glimpsed a big dark shape as it bounded towards them.
‘Go! Save yourself!’ Cirrus urged.
There was another flash. And Flame felt himself falling. Falling…
* ONE *
Sadie Allen tensed as she ran forward and jumped high in the air. Tucking her head under, she flipped over and landed with a soft thud of her bare feet.
Sadie’s classmates clapped and whooped.
‘Thank you, fans!’ Sadie joked as she performed a mock bow.
She really loved gymnastics and the circus skills workshop at her school was turning out to be something she was really good at. First there had been the warm-up games and now they had moved on to floor acrobatics – it had been the best fun ever!
‘That was great, Sadie! Well done!’ called Lena.
Sadie tossed her long fair plait over her shoulder and grinned at the older girl.
Lena Tomani was a circus performer who was appearing with her parents in their trapeze act at the nearby circus school. She had come to Sadie’s school to demonstrate and share some of her skills.
Lena was tall for her twelve years and pretty, with short dark hair and a confident manner. Presto, her shaggy little dog, followed close at heel as Lena moved round the gym.
Lena turned to another girl. ‘Off you go, Jenny. Don’t try anything too complicated at first.’
Jenny Coleman was Sadie’s best friend. They lived a few houses away from each other. ‘Go for it!’ Sadie called out to Jenny encouragingly.
Jenny screwed up her face in
concentration as she threw herself on to the mat. She curled into a forward roll, but her arms and legs shot out at angles and she collapsed into an untidy sprawl.
There was a ripple of laughter.
‘Shut up, you lot!’ Sadie defended her friend. She helped Jenny scramble to her feet. ‘Are you all right?’
Jenny’s round face was bright red and sweaty. ‘Course I am! Leave me alone. You’re just making it worse.’
‘Sorry.’ Sadie blushed and stood aside, as Jenny pushed past her off the exercise mat. She tried not to feel too hurt by Jenny’s words. She just wished that her friend could enjoy the workshop as much as she did.
Lena and her little dog were going over to another group who were learning balancing skills. Some of the kids in the year above Sadie were walking on stilts and trying the unicycle. There was a lot of giggling going on.
‘Sadie!

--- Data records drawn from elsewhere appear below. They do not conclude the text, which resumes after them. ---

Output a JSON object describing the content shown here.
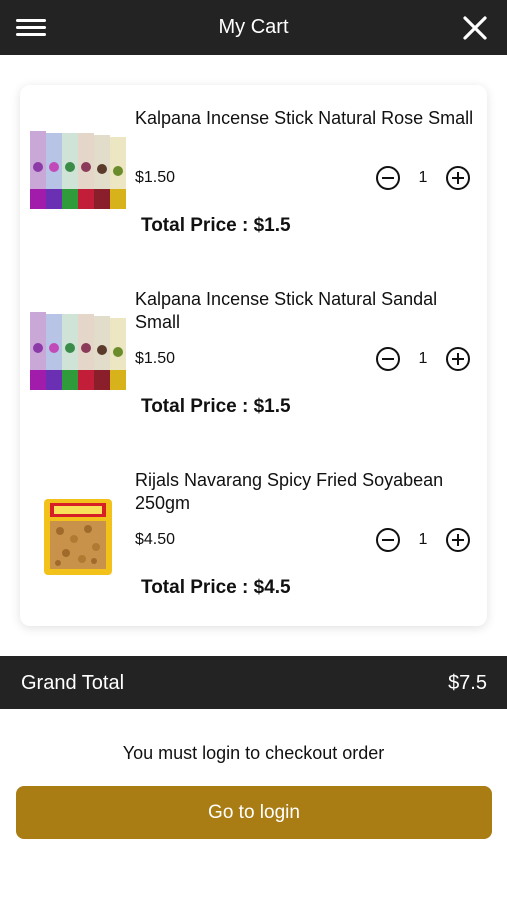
{
  "header": {
    "title": "My Cart",
    "menu_icon": "hamburger-menu-icon",
    "close_icon": "close-icon"
  },
  "cart": {
    "items": [
      {
        "name": "Kalpana Incense Stick Natural Rose Small",
        "price": "$1.50",
        "quantity": "1",
        "total_price": "Total Price : $1.5",
        "image": "incense-stick-box-image"
      },
      {
        "name": "Kalpana Incense Stick Natural Sandal Small",
        "price": "$1.50",
        "quantity": "1",
        "total_price": "Total Price : $1.5",
        "image": "incense-stick-box-image"
      },
      {
        "name": "Rijals Navarang Spicy Fried Soyabean 250gm",
        "price": "$4.50",
        "quantity": "1",
        "total_price": "Total Price : $4.5",
        "image": "soyabean-snack-packet-image"
      }
    ]
  },
  "grand_total": {
    "label": "Grand Total",
    "value": "$7.5"
  },
  "checkout": {
    "message": "You must login to checkout order",
    "button_label": "Go to login"
  },
  "colors": {
    "bar": "#232323",
    "accent": "#a97c14",
    "background": "#ffffff"
  }
}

Why don’t you come and have a try at this?’ Lena called. ‘It’s a bit more advanced, but you should be fine.’
‘OΚ,’ Sadie answered. She tugged at Jenny’s arm. ‘Why don’t you come too?’
Jenny shook her head. ‘You go. I don’t suppose Lena wants any clumsy fairy elephants over there.’
‘But you could just watch if you want. Lena won’t mind.’
‘I think I’ll get a drink instead. I’ll
see you later,’ Jenny said. She wandered off towards the drinks machine.
Sadie hesitated. Should she go after Jenny? Her friend really didn’t seem to be having fun at all.